This latter temptation is a subtler form of idolatry. It’s idolatry because we are acting as if we know better than God, who gives us “every good and perfect gift” to enjoy (James 1:7). Theologian Doug Wilson explains, “If I turn every gift that God gives over in my hands suspiciously, looking for the idol trap, then I am not rejoicing before Him the way I ought to be.” And it’s subtle because it seems exceedingly pious. We assume we must be in pretty good shape if our biggest problem is that our love for God swamps our appreciation for his gifts.

We must see God’s gifts of creation as windows into his glory and opportunities to praise him. But we must also find pleasure in them. We should thank God for our day on the lake, but we don’t need to say “Praise you, Jesus!” with each cast. We must thank God for our daily bread, but it’s okay to focus on the flavors of our sandwich while we’re eating it. We’re even allowed to score a touchdown or hit a home run without pausing to pound our chest and point to heaven.

Our love for Jesus and his world is not a zero sum game. Attention given to creation is not stolen from its Creator. The more we enjoy God’s gifts for their own sake, the more we can appreciate him. And thank him for, and love him with. Where will you enjoy God’s creation today? Thank God for the privilege of being human and of being here. Then go have some fun.

Image credit: Shutterstock

February 22, 2015

This week I read some of Richard Sibbe’s work The Love of Christ and was struck by an excerpt from one of his sermons in which he writes about the presence of Christ in and among his people. Here is how he wants to encourage you:

What a comfort is this to Christians, that they have the presence of Christ so far forth as shall make them happy, and as the earth will afford. Nothing but heaven, or rather Christ in heaven itself, will content the child of God. In the mean time, his presence in the congregation makes their souls, as it were, heaven. If the king’s presence, who carries the court with him, makes all places where he is a court, so Christ he carries a kind of heaven with him.

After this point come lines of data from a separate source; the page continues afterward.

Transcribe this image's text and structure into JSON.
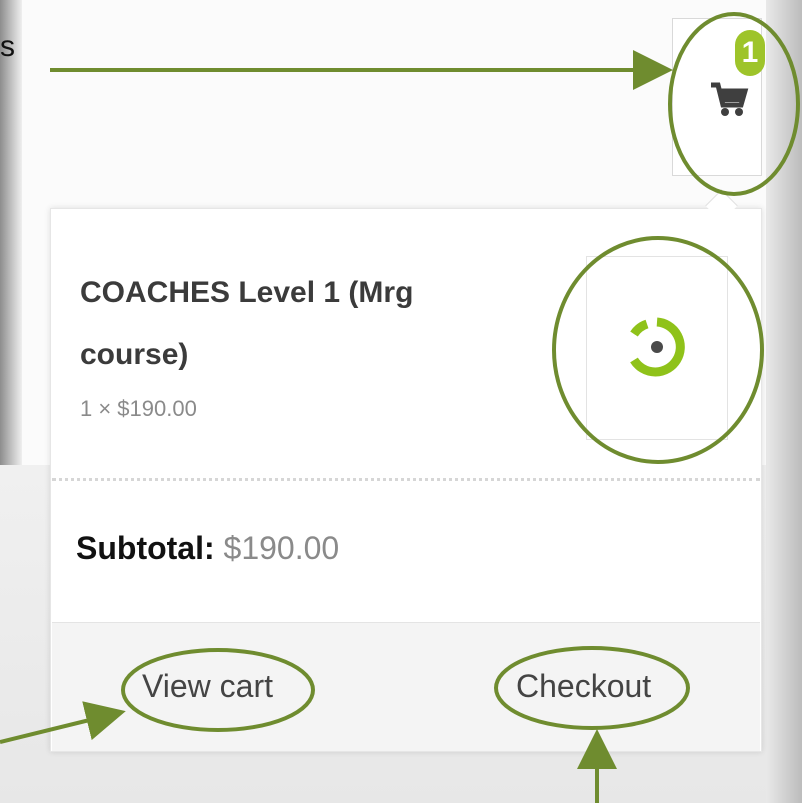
{
  "header": {
    "cut_text": "s",
    "cart_count": "1",
    "cart_icon": "cart-icon"
  },
  "mini_cart": {
    "item": {
      "name": "COACHES Level 1 (Mrg course)",
      "meta": "1 × $190.00",
      "thumbnail_icon": "logo-ring-icon"
    },
    "subtotal_label": "Subtotal:",
    "subtotal_amount": "$190.00",
    "view_cart_label": "View cart",
    "checkout_label": "Checkout"
  },
  "colors": {
    "accent_green": "#9ec42a",
    "annotation_green": "#6f8c2f",
    "text_dark": "#3b3b3b",
    "text_muted": "#8a8a8a"
  }
}
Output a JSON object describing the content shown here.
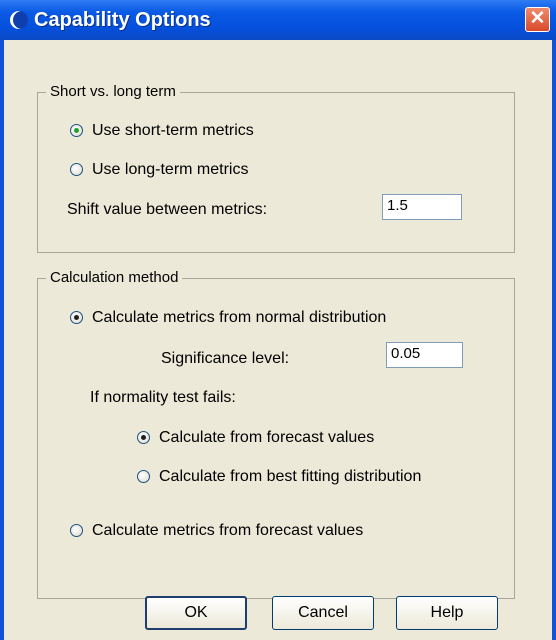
{
  "window": {
    "title": "Capability Options",
    "close_glyph": "✕",
    "app_icon": "app-icon"
  },
  "term_group": {
    "legend": "Short vs. long term",
    "short_term": {
      "label": "Use short-term metrics",
      "checked": true
    },
    "long_term": {
      "label": "Use long-term metrics",
      "checked": false
    },
    "shift_label": "Shift value between metrics:",
    "shift_value": "1.5"
  },
  "calc_group": {
    "legend": "Calculation method",
    "normal_dist": {
      "label": "Calculate metrics from normal distribution",
      "checked": true
    },
    "significance_label": "Significance level:",
    "significance_value": "0.05",
    "normality_label": "If normality test fails:",
    "from_forecast": {
      "label": "Calculate from forecast values",
      "checked": true
    },
    "best_fitting": {
      "label": "Calculate from best fitting distribution",
      "checked": false
    },
    "metrics_forecast": {
      "label": "Calculate metrics from forecast values",
      "checked": false
    }
  },
  "buttons": {
    "ok": "OK",
    "cancel": "Cancel",
    "help": "Help"
  }
}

Wheresoever he is, his presence hath with it life, light, comfort, strength, and all; for one beam of his countenance will scatter all the clouds of grief whatsoever. It is no matter where we are, so Christ is with us. If with the three children in a fiery furnace, it is no matter, if ‘a fourth be there also,’ Dan. 3:25. So if Christ be with us, the flames nor nothing shall hurt us. If in a dungeon, as Paul and Silas were, Acts 16:24, if Christ’s presence be there, by his Spirit to enlarge our souls, all is comfortable whatsoever.

It changeth the nature of all things, sweeteneth everything, besides that sweetness which it brings unto the soul, by the presence of the Spirit; as we see in the Acts, when they had received the Holy Ghost more abundantly, they cared not what they suffered, regarded not whipping; nay, were glad ‘that they were accounted worthy to suffer anything for Christ,’ Acts 5:41. Whence came this fortitude? From the presence of Christ, and the Comforter which he had formerly promised.

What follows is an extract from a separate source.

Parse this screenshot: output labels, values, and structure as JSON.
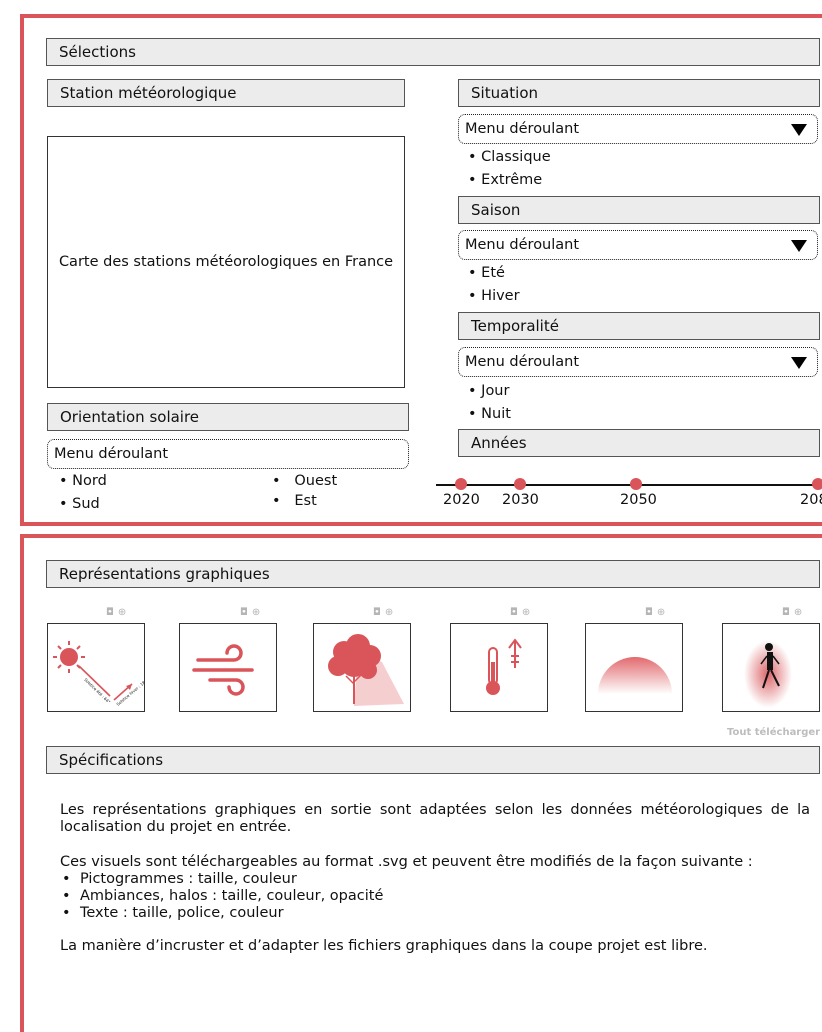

So let us have the Spirit of Christ that comes from him; then it is no matter what our condition be in the world. Upon this ground let us fear nothing that shall befall us in God’s cause, whatsoever it is. We shall have a spirit of prayer at the worst. God never takes away the spirit of supplication from his children, but leaves them that, until at length he possess them fully of their desires. In all Christ’s delays, let us look unto the cause, and to our carriage therein; renew our repentance, that we may be in a fit state to go to God, and God to come to us. Desire him to fit us for prayer and holy communion with him, that we may never doubt of his presence.